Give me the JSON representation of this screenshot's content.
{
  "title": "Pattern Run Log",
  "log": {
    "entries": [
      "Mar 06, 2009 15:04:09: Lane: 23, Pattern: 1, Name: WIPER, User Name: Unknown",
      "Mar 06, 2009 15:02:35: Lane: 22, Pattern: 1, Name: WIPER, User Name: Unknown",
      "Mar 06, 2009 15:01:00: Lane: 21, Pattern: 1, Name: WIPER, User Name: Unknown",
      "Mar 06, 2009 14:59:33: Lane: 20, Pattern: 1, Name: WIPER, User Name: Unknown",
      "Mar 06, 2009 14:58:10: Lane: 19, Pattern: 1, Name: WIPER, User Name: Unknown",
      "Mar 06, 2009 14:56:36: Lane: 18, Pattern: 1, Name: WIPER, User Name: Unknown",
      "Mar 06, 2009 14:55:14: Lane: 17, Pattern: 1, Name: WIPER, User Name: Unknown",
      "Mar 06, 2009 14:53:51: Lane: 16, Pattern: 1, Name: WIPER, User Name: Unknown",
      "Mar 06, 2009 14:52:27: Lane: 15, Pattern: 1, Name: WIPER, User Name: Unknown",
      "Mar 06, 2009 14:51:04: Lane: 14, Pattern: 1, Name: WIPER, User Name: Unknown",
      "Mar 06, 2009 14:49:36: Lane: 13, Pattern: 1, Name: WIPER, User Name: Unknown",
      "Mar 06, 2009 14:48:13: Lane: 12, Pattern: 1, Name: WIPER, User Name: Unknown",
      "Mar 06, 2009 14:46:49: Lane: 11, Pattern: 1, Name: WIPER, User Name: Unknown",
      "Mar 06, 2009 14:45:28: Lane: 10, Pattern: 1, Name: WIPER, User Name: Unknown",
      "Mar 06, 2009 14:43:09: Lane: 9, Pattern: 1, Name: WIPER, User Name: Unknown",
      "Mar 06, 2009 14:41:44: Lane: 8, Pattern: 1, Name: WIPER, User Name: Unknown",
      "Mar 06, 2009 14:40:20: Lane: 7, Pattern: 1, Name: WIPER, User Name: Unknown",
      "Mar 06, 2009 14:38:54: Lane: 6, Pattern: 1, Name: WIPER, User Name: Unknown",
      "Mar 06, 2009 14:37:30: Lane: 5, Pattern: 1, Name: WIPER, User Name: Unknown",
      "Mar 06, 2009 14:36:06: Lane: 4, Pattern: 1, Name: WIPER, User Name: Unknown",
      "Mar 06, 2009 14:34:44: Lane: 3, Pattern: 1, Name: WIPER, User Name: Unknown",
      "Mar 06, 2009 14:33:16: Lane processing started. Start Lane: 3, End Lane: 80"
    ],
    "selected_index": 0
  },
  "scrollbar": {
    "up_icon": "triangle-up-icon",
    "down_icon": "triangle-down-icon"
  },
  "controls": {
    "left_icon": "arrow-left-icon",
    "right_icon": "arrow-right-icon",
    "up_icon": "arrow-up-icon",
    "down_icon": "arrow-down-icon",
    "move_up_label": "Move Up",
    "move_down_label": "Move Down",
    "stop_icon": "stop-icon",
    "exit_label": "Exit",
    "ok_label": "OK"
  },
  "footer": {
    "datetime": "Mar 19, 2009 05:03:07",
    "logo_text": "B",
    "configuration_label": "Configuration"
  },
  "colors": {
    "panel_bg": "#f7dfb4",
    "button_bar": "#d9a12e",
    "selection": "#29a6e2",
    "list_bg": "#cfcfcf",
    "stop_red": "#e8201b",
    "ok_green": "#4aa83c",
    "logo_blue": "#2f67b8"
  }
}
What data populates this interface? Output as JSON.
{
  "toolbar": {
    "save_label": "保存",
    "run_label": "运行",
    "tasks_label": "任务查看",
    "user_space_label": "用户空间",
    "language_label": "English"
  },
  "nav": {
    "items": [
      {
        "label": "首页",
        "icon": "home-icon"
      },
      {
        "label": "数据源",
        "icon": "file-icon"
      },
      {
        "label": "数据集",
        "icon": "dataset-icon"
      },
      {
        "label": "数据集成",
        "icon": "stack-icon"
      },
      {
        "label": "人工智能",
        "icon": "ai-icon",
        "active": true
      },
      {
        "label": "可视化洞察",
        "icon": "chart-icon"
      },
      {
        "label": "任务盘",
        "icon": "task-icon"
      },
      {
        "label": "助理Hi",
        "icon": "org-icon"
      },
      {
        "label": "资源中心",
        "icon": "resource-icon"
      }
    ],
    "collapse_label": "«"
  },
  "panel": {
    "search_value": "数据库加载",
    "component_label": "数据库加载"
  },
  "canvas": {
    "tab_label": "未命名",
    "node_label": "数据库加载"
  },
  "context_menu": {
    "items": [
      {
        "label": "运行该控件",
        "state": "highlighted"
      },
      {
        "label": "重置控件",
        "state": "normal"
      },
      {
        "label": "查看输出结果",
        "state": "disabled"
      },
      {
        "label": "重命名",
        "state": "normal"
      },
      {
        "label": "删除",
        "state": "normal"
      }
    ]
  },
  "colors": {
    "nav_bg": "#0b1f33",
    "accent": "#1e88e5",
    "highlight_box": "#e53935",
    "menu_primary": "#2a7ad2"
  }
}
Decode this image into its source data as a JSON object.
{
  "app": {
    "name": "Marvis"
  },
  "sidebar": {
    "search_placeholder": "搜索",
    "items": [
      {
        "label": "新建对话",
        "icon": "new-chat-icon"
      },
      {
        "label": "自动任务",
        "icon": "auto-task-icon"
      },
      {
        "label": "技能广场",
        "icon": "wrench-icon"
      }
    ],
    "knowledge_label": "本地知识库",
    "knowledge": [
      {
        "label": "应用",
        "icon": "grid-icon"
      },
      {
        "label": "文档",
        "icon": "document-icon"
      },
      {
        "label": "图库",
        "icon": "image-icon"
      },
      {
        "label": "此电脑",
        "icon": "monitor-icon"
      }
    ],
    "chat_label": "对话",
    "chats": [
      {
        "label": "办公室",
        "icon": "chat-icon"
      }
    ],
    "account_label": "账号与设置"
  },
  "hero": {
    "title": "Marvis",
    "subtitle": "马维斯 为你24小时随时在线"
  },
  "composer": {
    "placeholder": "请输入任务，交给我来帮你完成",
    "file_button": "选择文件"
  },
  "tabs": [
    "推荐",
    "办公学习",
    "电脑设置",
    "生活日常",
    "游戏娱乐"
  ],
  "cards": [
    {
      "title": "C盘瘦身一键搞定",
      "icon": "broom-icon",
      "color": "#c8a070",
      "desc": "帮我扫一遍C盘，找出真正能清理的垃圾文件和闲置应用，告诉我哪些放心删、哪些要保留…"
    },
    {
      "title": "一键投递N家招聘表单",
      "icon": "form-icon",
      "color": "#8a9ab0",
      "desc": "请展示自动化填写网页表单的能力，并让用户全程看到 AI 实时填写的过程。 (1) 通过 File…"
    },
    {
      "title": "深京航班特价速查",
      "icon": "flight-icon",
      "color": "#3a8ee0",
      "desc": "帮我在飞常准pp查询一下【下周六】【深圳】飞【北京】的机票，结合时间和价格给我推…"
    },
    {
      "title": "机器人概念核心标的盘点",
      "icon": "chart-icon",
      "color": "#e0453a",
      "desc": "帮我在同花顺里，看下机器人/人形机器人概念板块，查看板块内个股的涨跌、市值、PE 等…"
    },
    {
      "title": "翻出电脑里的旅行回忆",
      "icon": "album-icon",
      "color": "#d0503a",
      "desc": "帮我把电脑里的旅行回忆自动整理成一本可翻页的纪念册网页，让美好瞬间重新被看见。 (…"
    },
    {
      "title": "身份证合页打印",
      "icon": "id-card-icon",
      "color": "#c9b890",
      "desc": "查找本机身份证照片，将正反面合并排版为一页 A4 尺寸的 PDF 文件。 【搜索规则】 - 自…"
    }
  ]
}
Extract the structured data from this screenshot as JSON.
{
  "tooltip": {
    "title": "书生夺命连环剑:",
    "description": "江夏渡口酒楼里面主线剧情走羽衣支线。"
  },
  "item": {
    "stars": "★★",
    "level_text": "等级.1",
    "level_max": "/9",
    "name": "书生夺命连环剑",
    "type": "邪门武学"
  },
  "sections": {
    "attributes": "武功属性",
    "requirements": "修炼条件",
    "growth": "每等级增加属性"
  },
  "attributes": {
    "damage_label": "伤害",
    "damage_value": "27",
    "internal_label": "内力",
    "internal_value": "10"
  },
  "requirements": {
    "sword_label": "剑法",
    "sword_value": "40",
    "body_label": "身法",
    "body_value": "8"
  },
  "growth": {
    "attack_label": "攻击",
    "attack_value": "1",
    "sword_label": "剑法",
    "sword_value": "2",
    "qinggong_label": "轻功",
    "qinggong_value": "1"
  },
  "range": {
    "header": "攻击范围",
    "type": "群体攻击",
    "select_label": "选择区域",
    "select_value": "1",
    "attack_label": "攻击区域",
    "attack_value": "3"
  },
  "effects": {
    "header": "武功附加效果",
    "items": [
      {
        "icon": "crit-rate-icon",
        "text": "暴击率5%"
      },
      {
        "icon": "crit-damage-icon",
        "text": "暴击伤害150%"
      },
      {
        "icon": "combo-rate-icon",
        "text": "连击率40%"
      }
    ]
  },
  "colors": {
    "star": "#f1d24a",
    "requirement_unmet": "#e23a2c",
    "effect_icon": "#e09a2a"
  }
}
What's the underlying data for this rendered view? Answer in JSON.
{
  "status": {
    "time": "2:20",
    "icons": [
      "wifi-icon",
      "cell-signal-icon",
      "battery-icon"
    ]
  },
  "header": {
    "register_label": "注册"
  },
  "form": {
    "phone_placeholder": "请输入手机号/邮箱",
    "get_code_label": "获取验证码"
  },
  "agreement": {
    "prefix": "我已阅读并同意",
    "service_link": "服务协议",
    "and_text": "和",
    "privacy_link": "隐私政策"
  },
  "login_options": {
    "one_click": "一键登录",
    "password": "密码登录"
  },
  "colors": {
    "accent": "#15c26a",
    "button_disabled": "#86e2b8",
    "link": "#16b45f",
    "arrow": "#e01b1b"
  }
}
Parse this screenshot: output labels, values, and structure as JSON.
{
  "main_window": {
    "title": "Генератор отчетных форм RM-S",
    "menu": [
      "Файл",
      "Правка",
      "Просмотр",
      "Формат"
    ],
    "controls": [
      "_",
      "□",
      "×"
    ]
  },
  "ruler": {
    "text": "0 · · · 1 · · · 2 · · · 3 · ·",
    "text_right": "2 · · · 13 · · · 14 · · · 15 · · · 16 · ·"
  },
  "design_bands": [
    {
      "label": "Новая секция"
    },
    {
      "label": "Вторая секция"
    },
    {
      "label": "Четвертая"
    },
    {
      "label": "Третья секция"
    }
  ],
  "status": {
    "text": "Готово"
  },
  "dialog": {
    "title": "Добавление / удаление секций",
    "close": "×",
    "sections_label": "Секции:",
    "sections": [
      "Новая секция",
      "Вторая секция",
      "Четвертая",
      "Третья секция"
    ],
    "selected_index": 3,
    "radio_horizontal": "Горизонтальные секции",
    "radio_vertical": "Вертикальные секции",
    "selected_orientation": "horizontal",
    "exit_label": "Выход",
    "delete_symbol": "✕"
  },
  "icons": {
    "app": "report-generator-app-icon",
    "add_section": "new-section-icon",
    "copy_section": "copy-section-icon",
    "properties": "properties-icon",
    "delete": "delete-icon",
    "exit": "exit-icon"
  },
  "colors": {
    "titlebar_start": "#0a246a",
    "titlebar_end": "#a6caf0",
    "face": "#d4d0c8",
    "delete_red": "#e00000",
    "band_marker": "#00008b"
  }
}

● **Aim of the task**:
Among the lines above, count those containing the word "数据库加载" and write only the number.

● **Solution to the problem**:
3